I read a recent TOI blog post describing how many creepy and abusive teachers there used to be at Flatbush. These rabbis were supposed to model the highest ethical behavior in the world. But the students talked and joked about their failures and much hidden abuse went around?
How different, all the schools I went to. They were secular non-Jewish schools in the Netherlands. The only abuse I was ever aware of was by an anti-Semitic teacher (against me) and one male gym teacher who was swiftly removed after he was improper with girls he taught. That was it. We had several lesbian teachers we whispered about. But abuse? No way.
There was one teacher in high school whom no one liked so much. The man was an ex-priest and unmarried, brilliant and seemingly knowing everything. But he was cold and critical, and superior and perfect, which didn’t help likability. Suddenly, rumor had that he was dating the brightest girl of the school. She was around 18, half a year before final exams. We giggled. So, he was human after all. Since then, he was much better liked — and warmer. For a moment (because it was unheard of) we considered if it was inappropriate, a teacher and a student. But we all realized that here were two mature people, lonely because they were so much smarter than anyone around them who had found each other and looked very happy. It was a public “secret,” nor a real secret, and she could easily have said no at every stage. No one thought it was wrong.
At first glance, you would think: how paradoxical. The liberal Dutch who were shocked at almost nothing were almost all very decent. Compare that to these US supposed top role models of strict Jewish morality in prude Christian society, who, one after the other, were inappropriate.

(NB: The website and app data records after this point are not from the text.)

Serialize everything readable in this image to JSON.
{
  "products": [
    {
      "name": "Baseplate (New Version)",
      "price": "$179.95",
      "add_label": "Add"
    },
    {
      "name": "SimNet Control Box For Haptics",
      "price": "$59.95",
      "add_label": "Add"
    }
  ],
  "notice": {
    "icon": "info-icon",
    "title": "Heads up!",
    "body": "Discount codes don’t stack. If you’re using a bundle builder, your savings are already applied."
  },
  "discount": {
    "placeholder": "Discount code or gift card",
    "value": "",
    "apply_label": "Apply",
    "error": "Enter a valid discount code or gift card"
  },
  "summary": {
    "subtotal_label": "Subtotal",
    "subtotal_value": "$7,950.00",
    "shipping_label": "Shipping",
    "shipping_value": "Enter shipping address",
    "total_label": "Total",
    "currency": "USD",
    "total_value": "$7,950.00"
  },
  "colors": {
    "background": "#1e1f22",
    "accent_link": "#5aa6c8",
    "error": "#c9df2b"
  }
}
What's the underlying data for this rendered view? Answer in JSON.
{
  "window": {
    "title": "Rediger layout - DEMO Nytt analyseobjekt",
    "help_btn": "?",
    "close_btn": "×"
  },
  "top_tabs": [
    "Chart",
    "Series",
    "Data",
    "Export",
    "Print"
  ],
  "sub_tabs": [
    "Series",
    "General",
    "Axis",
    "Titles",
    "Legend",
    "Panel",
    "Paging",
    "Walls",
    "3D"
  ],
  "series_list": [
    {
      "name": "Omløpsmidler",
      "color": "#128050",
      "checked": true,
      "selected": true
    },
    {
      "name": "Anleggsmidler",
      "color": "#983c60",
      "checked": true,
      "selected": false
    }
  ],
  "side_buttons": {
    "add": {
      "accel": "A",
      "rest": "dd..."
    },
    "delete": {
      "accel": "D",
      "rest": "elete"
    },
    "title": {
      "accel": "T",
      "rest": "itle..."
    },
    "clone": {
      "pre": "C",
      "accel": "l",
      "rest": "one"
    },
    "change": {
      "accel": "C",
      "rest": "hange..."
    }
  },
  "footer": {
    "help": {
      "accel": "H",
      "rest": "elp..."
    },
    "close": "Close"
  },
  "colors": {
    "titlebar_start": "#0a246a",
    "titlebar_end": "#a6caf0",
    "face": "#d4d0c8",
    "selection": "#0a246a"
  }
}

It reminds me of another seeming absurdity I witnessed between the two countries. In the late 1970s, the US general public was very anti-Gay. The heydays of Anita Bryant. Meanwhile, the Netherlands just started to discover sexual diversity and slowly was getting used to people being diverse. Discriminatory laws were long gone and in the end, Gay marriage would start exactly there, in the Low Countries.
However, one never saw any Gay porno being sold openly. There were some naughty magazines for Straight men for sale in kiosks but that was it. But when I visited the US, I was shocked to see Gay (and Straight) porn being sold openly at every street corner. Was that their idea of freedom of the press? Was that capitalism, that Gay sex is not OK unless you can make money from it? Was that their concept of sex: pornography?
But on further thought, neither case (more sexual and other abuse at school and homophobia in society in the US) was illogical at all.
When a culture holds that sex is lewd and should be repressed, many people need to hide and stifle their true sexual wishes. But suppression only works for so long. And also, when sex is indecent, no one is suspected of abuse unless it’s way too late.
American society was also much more violent than where I grew up. I was shocked to hear that boys, even in a frum school, would beat each other up regularly, daily. Wasn’t that completely against the Torah? I never witnessed one fight between schoolboys in all my student years.
When all is in the open and everyone is allowed to be human, one may talk (and cry) about any challenge to stay upright. No need to explode from sexual frustration and take it out on the unsuspecting innocent vulnerable. And when abuse is a possibility, prevention becomes doable.
In all-but-one Jewish communities, sex is seen as holy and not dirty. But when we copy classical Christian ethics, which views all pleasure as base, excesses are to be expected. We need to loosen up and try to be human instead of so saintly. Then, being pious becomes viable. Sanctimonious pretense backfires. So, prudery seems to lead to sexual abuse and sexual libertarianism breeds sexual respect. That should teach us something.
Till this day, nothing seemed changed. Another American frum school just kicked out GLBTQ advocates. Compare that to the Amsterdam frum community. Recently, a visiting American rabbi wrote something slightly anti-Gay. The head of the Amsterdam Jewish community furiously stated that Gay people are an integral and respected part of our community and no one gets to discriminate or humiliate any of the members and he was put on leave. I’d summarize: if you’re not decent, you can’t be holy.
When you overdo striving for properness, you create a lack of holiness. When you prioritize being human and decent, you may get to sanctity.